Robert Plant’s ‘Band Of Joy’
By Alan Sculley
Any Robert Plant interview these days almost has to include an inquiry about his interest in a Led Zeppelin reunion.
But one really doesn’t need his words to know Plant’s thinking about the issue. His musical projects over the past three years – the period since Led Zeppelin reunited for a one-off concert as part of a memorial event for the late head of Atlantic Records, Ahmet Ertegun – pretty much make Plant’s
First came the 2008 CD, Raising Sand, which paired the former Zeppelin frontman with Alison Krauss performing a mostly low-key collection of rootsy bluegrass/country influenced covers.
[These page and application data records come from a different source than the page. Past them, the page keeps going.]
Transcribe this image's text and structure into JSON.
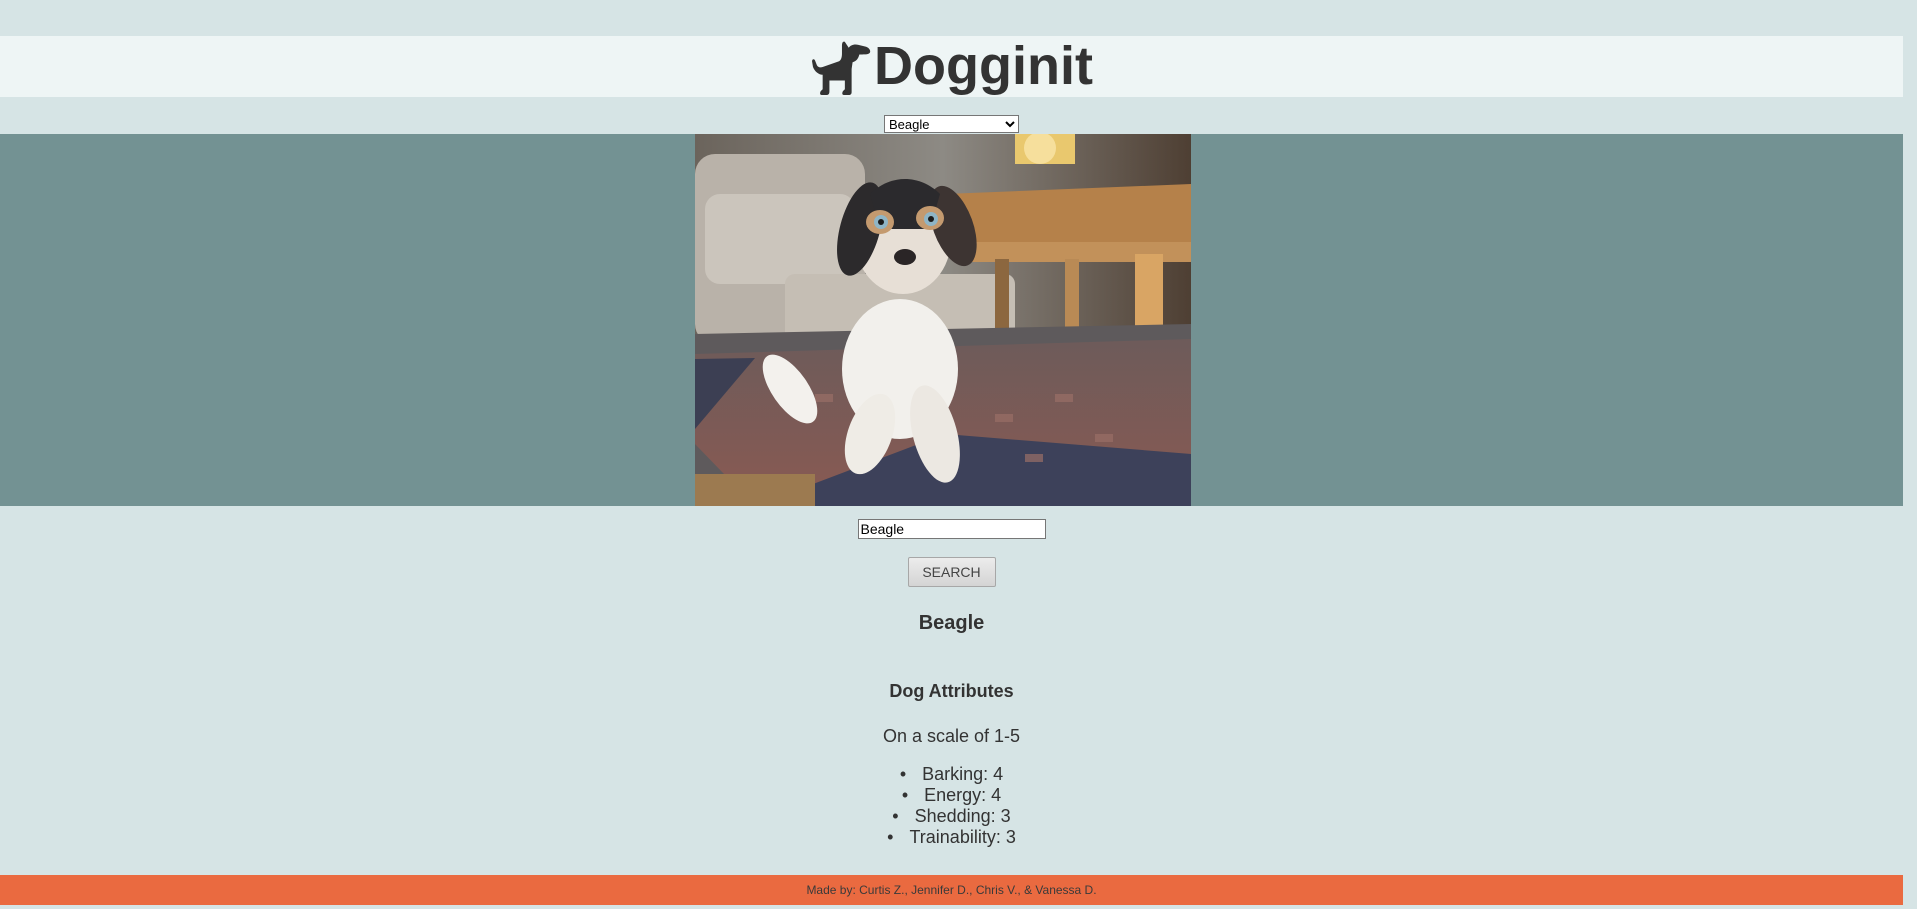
{
  "header": {
    "title": "Dogginit",
    "logo_icon": "dog-icon"
  },
  "breed_select": {
    "selected": "Beagle",
    "options": [
      "Beagle"
    ]
  },
  "gallery": {
    "photo_subject": "beagle-puppy-photo"
  },
  "search": {
    "input_value": "Beagle",
    "button_label": "SEARCH"
  },
  "breed": {
    "name": "Beagle"
  },
  "attributes": {
    "title": "Dog Attributes",
    "scale_note": "On a scale of 1-5",
    "items": [
      {
        "label": "Barking: 4"
      },
      {
        "label": "Energy: 4"
      },
      {
        "label": "Shedding: 3"
      },
      {
        "label": "Trainability: 3"
      }
    ]
  },
  "footer": {
    "credits": "Made by: Curtis Z., Jennifer D., Chris V., & Vanessa D."
  },
  "colors": {
    "page_bg": "#d6e4e5",
    "header_bg": "#eef5f5",
    "gallery_bg": "#739293",
    "footer_bg": "#ea6a40",
    "text": "#333333"
  }
}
The CD went on to win the 2009 Grammy Award for Album of the Year.
Now Plant has released a new CD, Band Of Joy (Rounder), and is taking his exploration of American roots music in new directions, with the help of such stellar band members as guitarist Buddy Miller, mandolin player/multi-instrumentalist Darrell Scott and singer Patty Griffin.
“I’m doing an interview with you because I am very proud of what I’m doing now in the present tense,” Plant said, once again shooting down any prospect of a Zeppelin reunion. “That really is my entire raison d’etre …I’m on a
To Plant, he thought it was un-derstood that the 2007 reunion show would be a one-off event.
“I don’t think we’ve ever thought of it going any farther, to be honest,” Plant said. “I think the great thing about it was that we could do it, and we did it really well with dignity and with excitement. The idea
of traveling around the sports facilities of the world is something that would have to be thought about really,
There have been plenty of rumors that Plant’s former bandmates, guitarist Jimmy Page and bassist/keyboardist John Paul Jones, are both interested in a reunion tour, and even rehearsed for an aborted reunion with drummer Jason Bonham (son of the late Zeppelin drummer John Bonham) in 2008. The three band members reportedly were considering other singers to replace Plant.
Plant, though, has moved on, first with the highly successful
And while the Band Of Joy CD is not a part two of Raising Sand by any means, Plant sees it as a next step in his musical journey into American roots music.
“Obviously there’s a continuum because I went back to Buddy (Miller) and back to Nashville, where I knew I could get all of the jobs done in one place, and I knew there was a fund of people and a great understanding of music,” Plant said.
“It’s a great learning curve for me, but it (the music on Band Of Joy) is a lot tougher and it’s much more tricky than Raising Sand” he said. “It really does growl and clunk and it comes out of the church. It’s Sunday morning and definitely
The album project (which is named after Plant’s pre-Led Zeppelin group, Band Of Joy) began with Plant recruiting Miller, a key band member on the Raising Sand tour, to produce, choose songs, recruit musicians and coordinate recording sessions for the new CD.
In December, a first recording session was held, and after initially being excited with the results, Plant realized the direction of the music was a bit off. That’s when the Band Of Joy CD took on a whole
“Initially we created a very pastoral sound,” Plant said. “We were making a very pretty record. And over Christmas I realized I’ve got to have some sinew in there. I called Buddy and I said we need to pump this thing up a bit and get even more dynamic interplay between the kind of mood of the songs. He suggested would I think about Patty (Griffin), and I said ‘Of course.’ Patty’s got just the right voice to bring the edge onto the record, to create a bit more of a cutting edge. And also, (there was) a change of material, with a lot more kind of spook, so the second session became much tougher and much more psychedelic, if you like.”
Band Of Joy is indeed a con-siderably heavier – and at times spookier – work than Raising Sand, as Plant and the band rumble through tracks like “Angel Dance” (by Los Lobos), “Monkey” (by the group Low) and a rocked up version of Townes Van Zant’s “Harm’s Swift Way.” Griffin makes her presence felt strongly on sev-eral tracks, adding a tasteful wail to Richard Thompson’s “House Of Cards” and a version of Barbara Lynn’s “You Can’t Buy My Love,” that falls somewhere between galloping Brit-pop and thundering blues. About the closest Band Of Joy comes to the folkier moments of Raising Sand is on the CD’s lone original tune, a Plant/Miller collaboration called “Central
“This is not a folk album and this is not bluegrass,” Plant said, summing up the CD’s sound and feel. “This is some kind of rumbling juggernaut lifted out of all those sort of pre-determined, categorizing situations. It just takes off.”
Reach DCP freelance writer Alan Sculley at firstname.lastname@example.org